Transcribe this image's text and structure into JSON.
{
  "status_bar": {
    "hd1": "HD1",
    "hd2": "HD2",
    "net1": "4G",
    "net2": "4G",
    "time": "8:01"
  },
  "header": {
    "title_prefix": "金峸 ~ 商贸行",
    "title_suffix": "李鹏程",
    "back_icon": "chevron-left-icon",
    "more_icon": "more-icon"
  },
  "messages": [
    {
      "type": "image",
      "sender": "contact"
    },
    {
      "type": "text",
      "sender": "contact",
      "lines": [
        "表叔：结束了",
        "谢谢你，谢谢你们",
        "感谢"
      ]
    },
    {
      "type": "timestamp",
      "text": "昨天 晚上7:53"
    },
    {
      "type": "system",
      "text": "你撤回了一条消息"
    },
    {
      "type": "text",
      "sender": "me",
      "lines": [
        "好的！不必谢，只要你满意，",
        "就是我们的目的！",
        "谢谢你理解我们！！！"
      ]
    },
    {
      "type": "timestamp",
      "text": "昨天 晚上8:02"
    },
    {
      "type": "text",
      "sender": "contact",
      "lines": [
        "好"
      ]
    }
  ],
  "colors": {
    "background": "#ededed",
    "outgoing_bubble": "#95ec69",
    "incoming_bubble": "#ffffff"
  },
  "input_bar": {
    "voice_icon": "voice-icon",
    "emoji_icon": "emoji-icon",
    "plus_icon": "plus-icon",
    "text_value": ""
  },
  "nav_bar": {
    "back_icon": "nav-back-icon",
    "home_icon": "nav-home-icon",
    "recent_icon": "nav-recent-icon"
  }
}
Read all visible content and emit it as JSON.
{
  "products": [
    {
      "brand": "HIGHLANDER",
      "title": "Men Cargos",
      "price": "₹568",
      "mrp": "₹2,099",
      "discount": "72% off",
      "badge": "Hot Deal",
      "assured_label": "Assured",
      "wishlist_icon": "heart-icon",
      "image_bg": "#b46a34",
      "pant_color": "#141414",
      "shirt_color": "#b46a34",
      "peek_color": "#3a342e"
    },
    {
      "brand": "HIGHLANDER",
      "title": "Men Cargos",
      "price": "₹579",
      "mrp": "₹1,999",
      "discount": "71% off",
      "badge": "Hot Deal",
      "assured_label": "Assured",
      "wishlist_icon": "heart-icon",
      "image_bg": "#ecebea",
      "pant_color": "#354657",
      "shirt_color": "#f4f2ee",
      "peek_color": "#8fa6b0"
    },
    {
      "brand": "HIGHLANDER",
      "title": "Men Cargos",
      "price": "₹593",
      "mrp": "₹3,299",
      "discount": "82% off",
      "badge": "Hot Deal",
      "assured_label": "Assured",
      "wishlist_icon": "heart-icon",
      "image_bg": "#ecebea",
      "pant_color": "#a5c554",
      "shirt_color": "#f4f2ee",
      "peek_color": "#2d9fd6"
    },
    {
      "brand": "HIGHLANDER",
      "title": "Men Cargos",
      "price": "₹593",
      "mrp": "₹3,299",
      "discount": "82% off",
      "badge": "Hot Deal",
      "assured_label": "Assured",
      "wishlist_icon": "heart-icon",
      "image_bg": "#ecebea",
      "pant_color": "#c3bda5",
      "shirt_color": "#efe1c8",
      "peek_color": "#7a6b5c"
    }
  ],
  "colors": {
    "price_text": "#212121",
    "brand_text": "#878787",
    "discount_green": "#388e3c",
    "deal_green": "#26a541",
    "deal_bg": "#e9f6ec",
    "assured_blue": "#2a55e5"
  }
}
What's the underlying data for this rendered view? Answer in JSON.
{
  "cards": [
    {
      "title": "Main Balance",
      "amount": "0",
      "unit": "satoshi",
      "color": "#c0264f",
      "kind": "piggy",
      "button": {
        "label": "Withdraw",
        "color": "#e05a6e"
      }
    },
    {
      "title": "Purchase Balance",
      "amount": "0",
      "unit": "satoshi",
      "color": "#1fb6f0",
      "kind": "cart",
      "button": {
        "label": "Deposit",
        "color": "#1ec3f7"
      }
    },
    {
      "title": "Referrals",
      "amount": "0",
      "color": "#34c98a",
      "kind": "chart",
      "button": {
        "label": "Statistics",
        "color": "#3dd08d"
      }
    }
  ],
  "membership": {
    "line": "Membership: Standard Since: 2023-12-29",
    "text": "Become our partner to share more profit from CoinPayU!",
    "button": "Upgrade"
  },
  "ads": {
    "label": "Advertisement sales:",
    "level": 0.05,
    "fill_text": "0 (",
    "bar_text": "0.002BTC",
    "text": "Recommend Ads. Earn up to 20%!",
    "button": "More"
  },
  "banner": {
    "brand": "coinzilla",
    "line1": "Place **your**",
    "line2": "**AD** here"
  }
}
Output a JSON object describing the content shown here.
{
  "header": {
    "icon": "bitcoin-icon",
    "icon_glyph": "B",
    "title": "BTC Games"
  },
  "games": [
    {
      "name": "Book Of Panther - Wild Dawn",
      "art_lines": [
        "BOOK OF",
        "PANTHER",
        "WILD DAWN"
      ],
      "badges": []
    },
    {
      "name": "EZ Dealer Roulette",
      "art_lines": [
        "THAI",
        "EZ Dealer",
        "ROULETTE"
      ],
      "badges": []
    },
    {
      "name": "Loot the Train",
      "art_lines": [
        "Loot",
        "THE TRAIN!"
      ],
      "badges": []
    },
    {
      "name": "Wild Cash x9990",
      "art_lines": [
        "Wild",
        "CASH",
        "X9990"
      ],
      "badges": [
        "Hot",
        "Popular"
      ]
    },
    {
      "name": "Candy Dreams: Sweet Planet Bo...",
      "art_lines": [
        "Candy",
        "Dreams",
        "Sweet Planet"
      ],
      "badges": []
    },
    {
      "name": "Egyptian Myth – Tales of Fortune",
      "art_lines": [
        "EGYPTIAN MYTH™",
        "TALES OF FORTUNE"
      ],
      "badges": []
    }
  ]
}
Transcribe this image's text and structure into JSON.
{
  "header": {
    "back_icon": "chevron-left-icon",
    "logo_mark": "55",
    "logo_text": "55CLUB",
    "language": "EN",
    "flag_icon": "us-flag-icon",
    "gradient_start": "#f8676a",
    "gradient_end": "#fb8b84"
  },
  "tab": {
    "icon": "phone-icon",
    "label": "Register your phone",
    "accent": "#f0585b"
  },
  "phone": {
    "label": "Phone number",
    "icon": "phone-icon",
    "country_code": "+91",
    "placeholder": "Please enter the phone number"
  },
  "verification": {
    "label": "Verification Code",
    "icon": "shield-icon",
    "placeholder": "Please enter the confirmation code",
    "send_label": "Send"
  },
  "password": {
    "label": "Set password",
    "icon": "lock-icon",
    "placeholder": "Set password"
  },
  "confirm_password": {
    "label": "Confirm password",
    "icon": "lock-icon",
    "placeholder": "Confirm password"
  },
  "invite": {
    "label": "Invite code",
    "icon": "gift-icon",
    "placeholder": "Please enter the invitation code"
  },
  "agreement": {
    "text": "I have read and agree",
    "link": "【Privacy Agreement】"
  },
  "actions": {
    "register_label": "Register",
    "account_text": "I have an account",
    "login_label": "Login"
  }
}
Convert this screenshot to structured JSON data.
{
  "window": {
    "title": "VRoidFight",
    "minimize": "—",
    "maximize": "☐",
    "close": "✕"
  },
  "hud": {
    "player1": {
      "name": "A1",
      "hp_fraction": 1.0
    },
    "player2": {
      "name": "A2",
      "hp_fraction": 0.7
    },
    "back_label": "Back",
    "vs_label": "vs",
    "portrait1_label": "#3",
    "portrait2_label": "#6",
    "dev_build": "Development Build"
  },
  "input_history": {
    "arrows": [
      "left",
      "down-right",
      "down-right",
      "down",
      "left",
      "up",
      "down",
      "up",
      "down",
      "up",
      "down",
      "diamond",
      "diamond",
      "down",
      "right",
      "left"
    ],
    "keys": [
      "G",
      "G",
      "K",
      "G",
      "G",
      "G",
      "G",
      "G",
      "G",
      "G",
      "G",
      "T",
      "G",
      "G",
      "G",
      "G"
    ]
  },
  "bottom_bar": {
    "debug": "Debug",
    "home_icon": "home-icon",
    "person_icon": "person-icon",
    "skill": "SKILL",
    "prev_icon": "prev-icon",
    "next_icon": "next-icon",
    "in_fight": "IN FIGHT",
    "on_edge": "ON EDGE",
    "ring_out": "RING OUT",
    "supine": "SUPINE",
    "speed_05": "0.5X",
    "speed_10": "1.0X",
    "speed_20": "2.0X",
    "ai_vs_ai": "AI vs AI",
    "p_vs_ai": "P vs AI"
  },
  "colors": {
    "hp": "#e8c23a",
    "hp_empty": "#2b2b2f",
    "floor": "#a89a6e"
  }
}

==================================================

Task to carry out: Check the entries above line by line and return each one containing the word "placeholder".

Answer to this task:
    "placeholder": "Please enter the phone number"
    "placeholder": "Please enter the confirmation code",
    "placeholder": "Set password"
    "placeholder": "Confirm password"
    "placeholder": "Please enter the invitation code"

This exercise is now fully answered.